For the third time in two years, the Florida Legislature will take up the hotly contested issue of medical marijuana, in an attempt to broaden its current system.
On Monday, state Sen. Jeff Brandes filed a new medical marijuana bill that would license cultivation, processing, and retail facilities, and expand the conditions that qualify patients for MMJ.
Today, Florida’s Senate Health Policy Committee will consider a proposal to add medical marijuana to an existing state law, “Right to Try,” that allows terminally ill patients to try experimental drugs not yet approved by the U.S. Food and Drug Administration.

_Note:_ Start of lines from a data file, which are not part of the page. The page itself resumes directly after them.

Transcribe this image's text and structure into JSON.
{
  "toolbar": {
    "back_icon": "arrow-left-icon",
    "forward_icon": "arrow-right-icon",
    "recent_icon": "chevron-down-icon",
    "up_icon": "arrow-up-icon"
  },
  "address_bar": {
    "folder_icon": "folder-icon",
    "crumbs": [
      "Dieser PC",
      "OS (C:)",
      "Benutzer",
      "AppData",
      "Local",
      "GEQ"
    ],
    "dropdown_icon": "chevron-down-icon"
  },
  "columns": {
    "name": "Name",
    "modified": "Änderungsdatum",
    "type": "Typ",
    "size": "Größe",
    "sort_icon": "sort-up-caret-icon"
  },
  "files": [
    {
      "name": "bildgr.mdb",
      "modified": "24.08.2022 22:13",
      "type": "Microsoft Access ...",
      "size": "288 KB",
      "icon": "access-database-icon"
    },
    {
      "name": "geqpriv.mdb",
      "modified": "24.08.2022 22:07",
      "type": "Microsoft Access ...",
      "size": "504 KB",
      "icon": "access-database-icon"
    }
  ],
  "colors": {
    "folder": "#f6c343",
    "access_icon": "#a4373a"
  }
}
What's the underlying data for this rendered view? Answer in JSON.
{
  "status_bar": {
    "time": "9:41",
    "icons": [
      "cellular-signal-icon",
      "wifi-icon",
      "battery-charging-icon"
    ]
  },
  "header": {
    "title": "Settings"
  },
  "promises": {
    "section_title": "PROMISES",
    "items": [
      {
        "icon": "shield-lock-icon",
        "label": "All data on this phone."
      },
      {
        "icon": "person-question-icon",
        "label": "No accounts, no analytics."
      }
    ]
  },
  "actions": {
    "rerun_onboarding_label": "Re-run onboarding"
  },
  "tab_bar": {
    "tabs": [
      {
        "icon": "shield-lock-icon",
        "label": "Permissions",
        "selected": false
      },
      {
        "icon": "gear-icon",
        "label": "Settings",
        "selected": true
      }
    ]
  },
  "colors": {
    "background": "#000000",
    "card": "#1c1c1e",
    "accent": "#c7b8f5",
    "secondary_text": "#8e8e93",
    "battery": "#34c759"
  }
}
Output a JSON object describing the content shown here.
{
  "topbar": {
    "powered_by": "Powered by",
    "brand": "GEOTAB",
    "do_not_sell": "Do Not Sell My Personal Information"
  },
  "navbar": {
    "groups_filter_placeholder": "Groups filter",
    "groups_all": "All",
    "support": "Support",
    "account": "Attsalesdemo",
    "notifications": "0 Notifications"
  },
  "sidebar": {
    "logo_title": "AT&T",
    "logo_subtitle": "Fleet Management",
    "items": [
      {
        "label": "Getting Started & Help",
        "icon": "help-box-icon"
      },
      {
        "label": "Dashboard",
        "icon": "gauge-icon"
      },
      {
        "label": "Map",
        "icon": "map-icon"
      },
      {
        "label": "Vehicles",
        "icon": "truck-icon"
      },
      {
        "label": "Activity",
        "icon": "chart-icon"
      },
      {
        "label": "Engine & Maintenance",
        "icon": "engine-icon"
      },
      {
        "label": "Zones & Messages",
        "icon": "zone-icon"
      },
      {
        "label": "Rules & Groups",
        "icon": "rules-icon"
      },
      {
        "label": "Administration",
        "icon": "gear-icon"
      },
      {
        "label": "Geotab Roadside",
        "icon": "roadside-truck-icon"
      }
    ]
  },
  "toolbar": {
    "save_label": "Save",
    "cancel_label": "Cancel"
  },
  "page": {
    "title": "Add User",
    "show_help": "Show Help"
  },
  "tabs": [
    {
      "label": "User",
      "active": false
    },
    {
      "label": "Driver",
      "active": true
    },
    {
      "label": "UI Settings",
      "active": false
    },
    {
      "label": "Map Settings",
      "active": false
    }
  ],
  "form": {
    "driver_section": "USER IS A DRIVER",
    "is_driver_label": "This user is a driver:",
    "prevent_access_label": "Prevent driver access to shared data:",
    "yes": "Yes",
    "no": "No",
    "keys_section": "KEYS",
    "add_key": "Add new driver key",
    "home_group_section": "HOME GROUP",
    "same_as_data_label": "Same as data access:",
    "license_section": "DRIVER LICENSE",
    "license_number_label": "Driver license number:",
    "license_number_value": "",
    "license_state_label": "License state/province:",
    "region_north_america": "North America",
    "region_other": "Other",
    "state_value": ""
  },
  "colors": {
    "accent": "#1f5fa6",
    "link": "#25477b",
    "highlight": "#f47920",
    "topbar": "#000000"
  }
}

Either bill, if passed, would supplant Florida’s current and extremely restrictive medical marijuana law, which permits only CBD medicine, and limits use to patients suffering from seizures and cancer. That bill was passed by the state legislature in 2014, in what many saw as an attempt to undercut a more permissive medical cannabis ballot measure that received 57.5 percent of the vote that year, short of the 60 percent super-majority needed to pass.
A second MMJ bill was introduced late last year but failed earlier this year, prompting marijuana legalization advocates to resurrect a ballot measure for 2016 that is nearly identical to the 2014 measure.
This most recent ballot measure received a boost Friday when the state Supreme Court canceled a Dec. 8 hearing to make sure the ballot measure wasn’t misleading and complied with other guidelines.